James Joyner is Professor of Security Studies at Marine Corps University's Command and Staff College. He's a former Army officer and Desert Storm veteran. Views expressed here are his own. Follow James on Twitter @DrJJoyner.


  1. bryan says:

    The NCAA as a sanctioning body has become little more than a travesty writ large. From the idiotic rules about players and recruiting to the insanely uneven penalties that have been handed down to the assinine BCS – the NCAA is proving far less than useful. The fact that the head of the agency is former Indiana U. pres. Miles Brand is more than a little ironic.

  2. yetanotherjohn says:

    Take this to the next level. You can argue that by punishing the school the booster wants to succeed, you provide an incentive for the booster to stop what they were doing. At least to the degree that the disincentive (large in the value system of the booster, including any fellow fan shunning him as the man who killed their program) is balanced against the chances of being caught (which we don’t know since the number of cases like this that haven’t been found out is inherently unknowable).

    But then go one level deeper. Say I am a wealthy booster of state U. I don’t want state U to be sanctioned, but I wouldn’t mind it if their main rivals at podunk U got sanctioned. So I spend some money through some cut outs, drop a dime and down comes podunk U’s program.

    It’s like money in politics.
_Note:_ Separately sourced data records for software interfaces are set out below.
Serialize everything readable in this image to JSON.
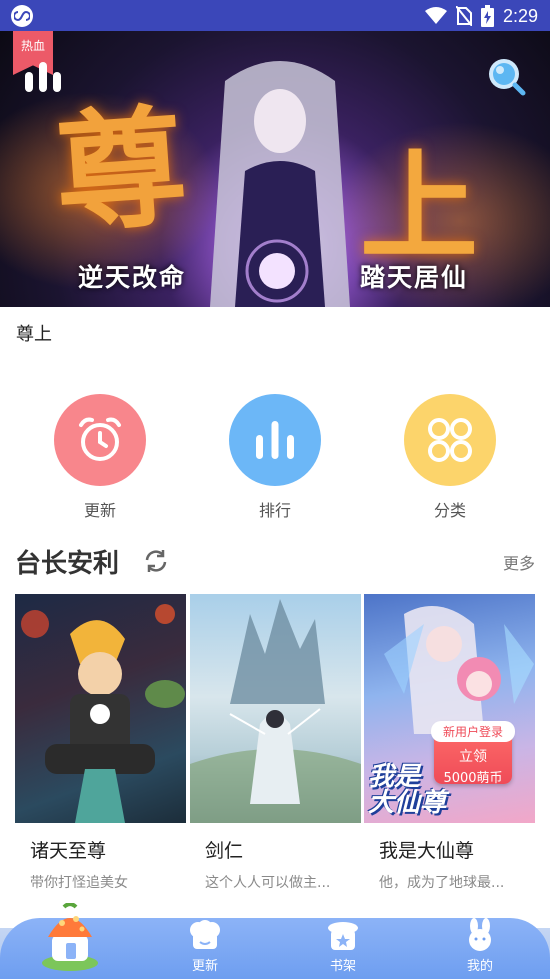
{
  "status_bar": {
    "time": "2:29"
  },
  "banner": {
    "badge": "热血",
    "big_left": "尊",
    "big_right": "上",
    "tagline_left": "逆天改命",
    "tagline_right": "踏天居仙",
    "title": "尊上"
  },
  "quick_entries": [
    {
      "label": "更新",
      "icon": "alarm-clock-icon",
      "color": "#f8868c"
    },
    {
      "label": "排行",
      "icon": "bar-chart-icon",
      "color": "#6cb7f7"
    },
    {
      "label": "分类",
      "icon": "grid-circles-icon",
      "color": "#fcd46b"
    }
  ],
  "section": {
    "title": "台长安利",
    "more": "更多"
  },
  "comics": [
    {
      "name": "诸天至尊",
      "desc": "带你打怪追美女"
    },
    {
      "name": "剑仁",
      "desc": "这个人人可以做主..."
    },
    {
      "name": "我是大仙尊",
      "desc": "他，成为了地球最..."
    }
  ],
  "promo": {
    "top": "新用户登录",
    "line1": "立领",
    "line2": "5000萌币"
  },
  "cover_logo": {
    "line1": "我是",
    "line2": "大仙尊"
  },
  "bottom_nav": {
    "update": "更新",
    "shelf": "书架",
    "mine": "我的"
  },
  "colors": {
    "status_bar": "#3b47b9",
    "nav": "#7aa6f3",
    "hot_badge": "#ec5a68"
  }
}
Try to dam up one river of money and two more streams of cash will appear. The answer isn’t to ban, but to bring it into the open. Give up the fairy tale of student athletes and let them turn semi-pro. Let the universities have their team, just bring it above board. If a player also wants to get a college education, great. That can be a bonus perk they provide.

  3. John Burgess says:

    How about punishing the “boostee”, by making him/her ineligible for competitive sports–across the entire university sports universe–if someone (associated with a school or not) illegally promotes him/her? This, of course, would be in addition to punishing the illegal booster.

    This would avoid collateral damage to innocents who happened to be at the same school.

    If “provisional status” were required due to legal battles about a specific decision, then it would be up to the receiving university to decide whether they wanted to take a chance in having that title they won–due to the presence of suspect boostee-rescinded after the facts, if prooved.